Moreno, C. (2017).. ‘Defining MPI dimensions through participation: the case of El Salvador’. OPHI Briefing 49,  University of Oxford
Suppa, N. (2017). 'Towards a multidimensional poverty index for Germany.' Empirica, University of Oxford
Suppa, N. (2017). ‘Measuring deprivation in social participation’. OPHI Research in Progress 49a, University of Oxford


The High Level Side-event of the UN General Assembly in the United Nations, New York will take place on 19 September 2017 11am-1pm in Conference Room 2.

The annual High Level Meeting of the Multidimensional Poverty Peer Network (MPPN) will take place at the International Conference Centre of Beijing between 11-13 October 2017.


Postdoctoral Research Officers Gisela Robles-AguilarChristoph Jindra and Bouba Housseini have moved to new positions.

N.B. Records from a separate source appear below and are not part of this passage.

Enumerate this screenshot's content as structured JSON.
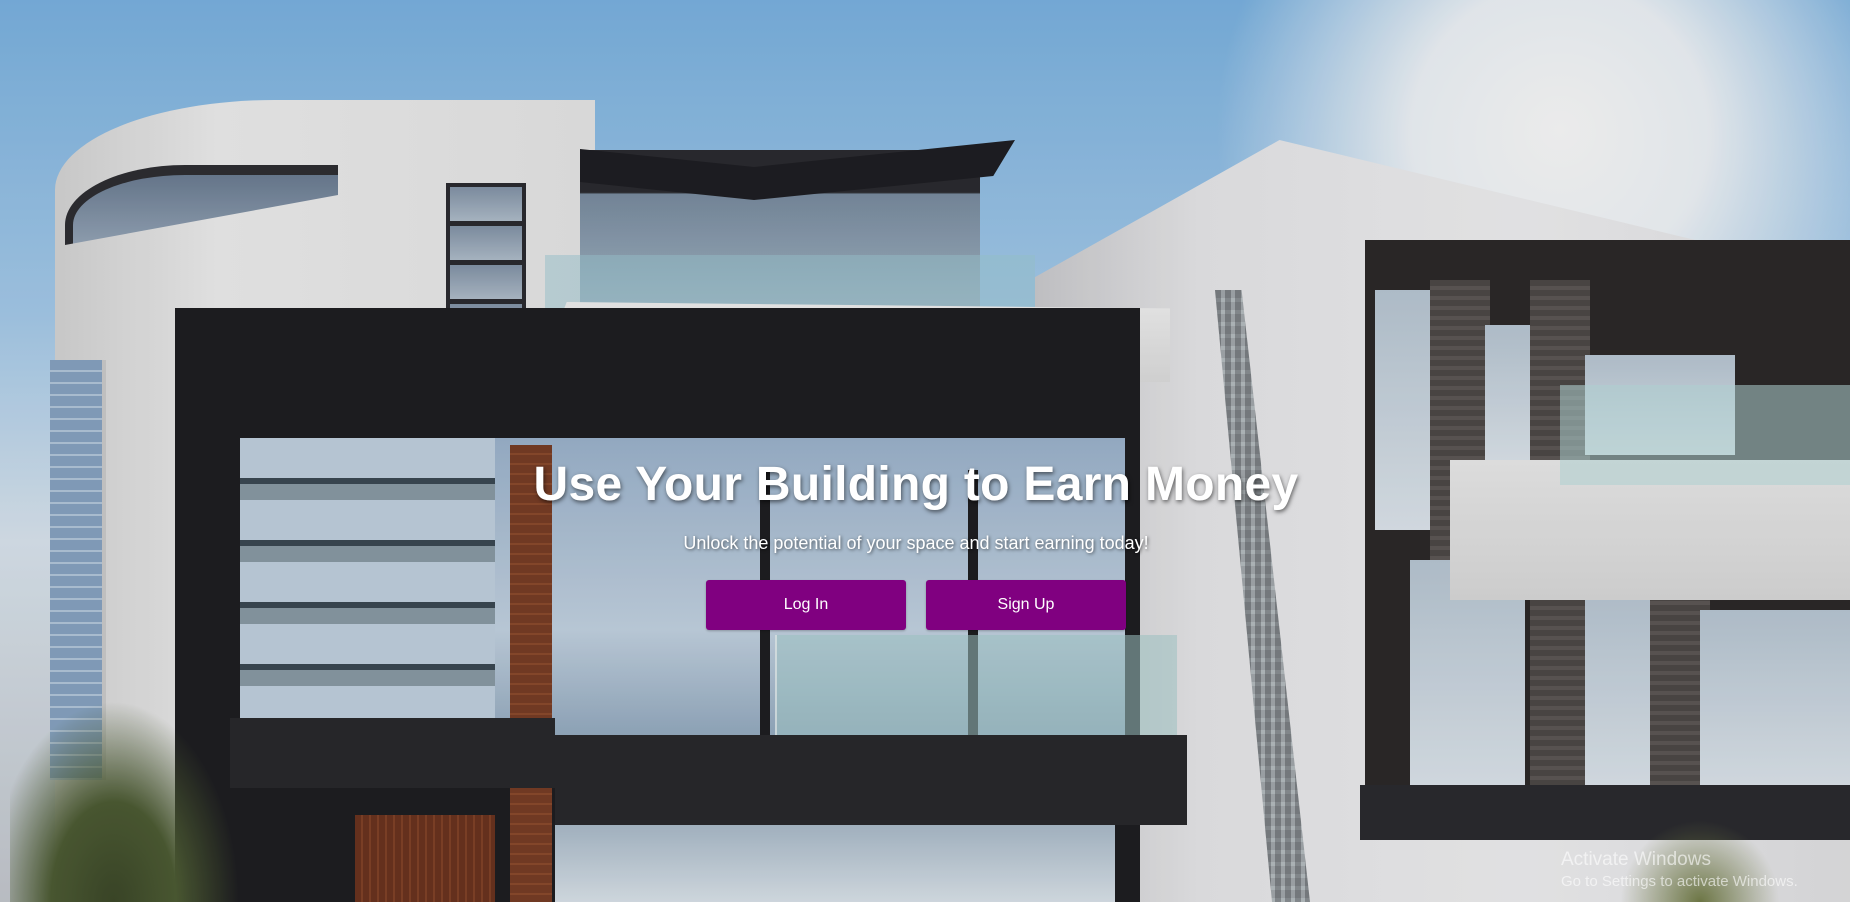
{
  "hero": {
    "title": "Use Your Building to Earn Money",
    "subtitle": "Unlock the potential of your space and start earning today!",
    "login_label": "Log In",
    "signup_label": "Sign Up"
  },
  "theme": {
    "button_color": "#800080",
    "text_color": "#ffffff"
  },
  "background": {
    "icon": "building-photo"
  },
  "watermark": {
    "title": "Activate Windows",
    "subtitle": "Go to Settings to activate Windows."
  }
}
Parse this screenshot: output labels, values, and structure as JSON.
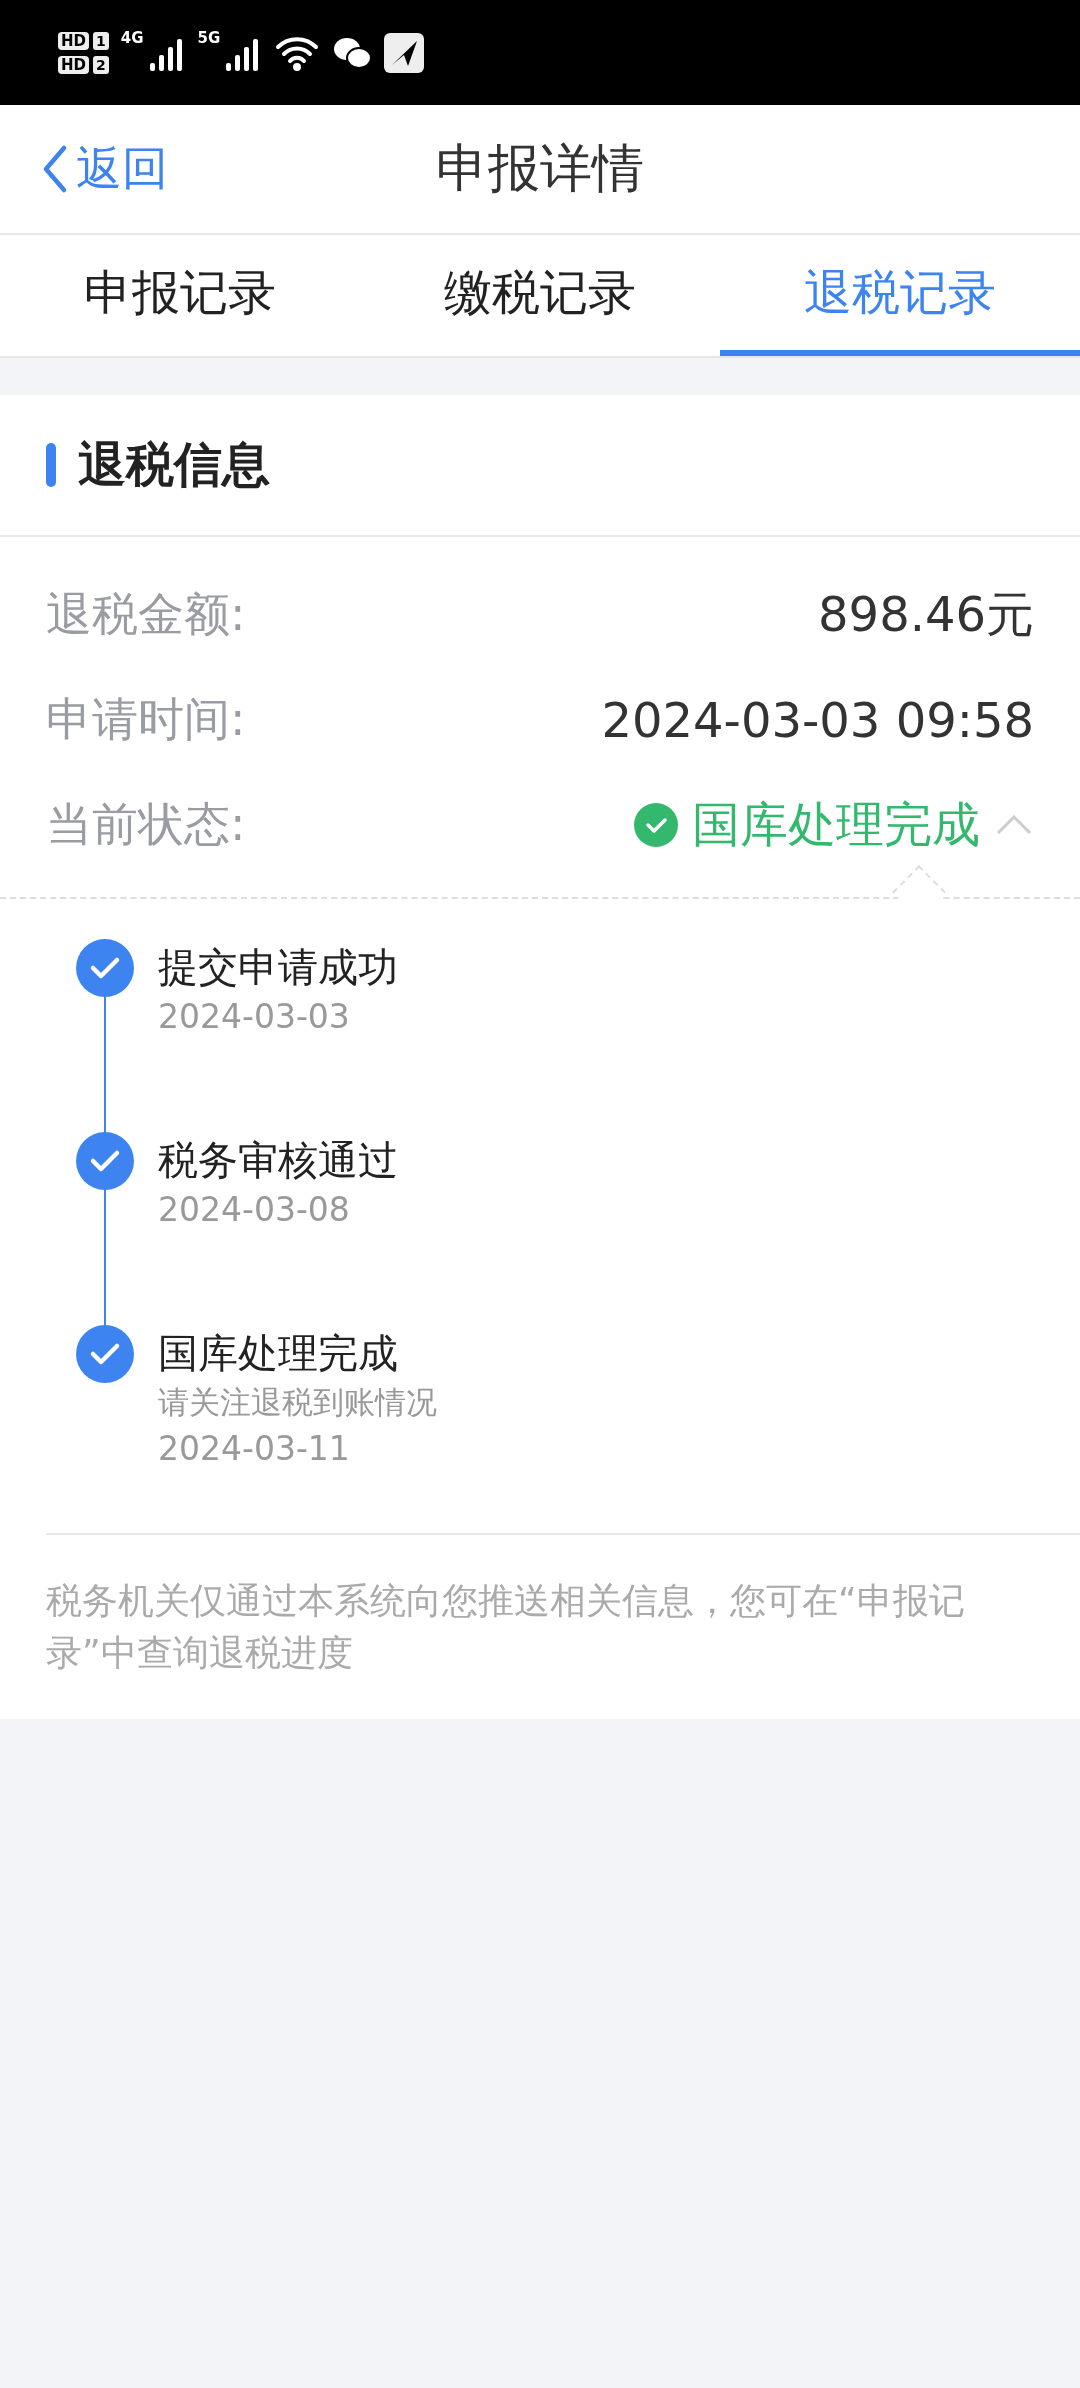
{
  "status_bar": {
    "sim_badges": [
      {
        "label": "HD",
        "slot": "1"
      },
      {
        "label": "HD",
        "slot": "2"
      }
    ],
    "networks": [
      "4G",
      "5G"
    ]
  },
  "header": {
    "back": "返回",
    "title": "申报详情"
  },
  "tabs": [
    {
      "label": "申报记录",
      "selected": false
    },
    {
      "label": "缴税记录",
      "selected": false
    },
    {
      "label": "退税记录",
      "selected": true
    }
  ],
  "section": {
    "title": "退税信息"
  },
  "fields": [
    {
      "label": "退税金额:",
      "value": "898.46元",
      "kind": "text"
    },
    {
      "label": "申请时间:",
      "value": "2024-03-03 09:58",
      "kind": "text"
    },
    {
      "label": "当前状态:",
      "value": "国库处理完成",
      "kind": "status",
      "expanded": true
    }
  ],
  "timeline": [
    {
      "title": "提交申请成功",
      "date": "2024-03-03",
      "done": true
    },
    {
      "title": "税务审核通过",
      "date": "2024-03-08",
      "done": true
    },
    {
      "title": "国库处理完成",
      "note": "请关注退税到账情况",
      "date": "2024-03-11",
      "done": true
    }
  ],
  "footer_note": "税务机关仅通过本系统向您推送相关信息，您可在“申报记录”中查询退税进度"
}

They were deeply appreciated on the OPHI team, with Gisela superbly at the helm of the global MPI computations and analysis for three years running; Christoph working extensively on the child decompositions and changes over time; and Bouba supporting OPHI's entrance to working on African MPIs. We send them warmest wishes in their new positions. 

Natalie Quinn has joined OPHI as a Senior Research Officer in September 2017.

Corinne Mitchell will join as Policy and Research Manager in October 2017.

View older versions of the OPHI e-update here.

Copyright © 2017 Oxford Poverty and Human Development Initiative (OPHI), All rights reserved.

Want to change how you receive these emails?
You can update your preferences or unsubscribe from this list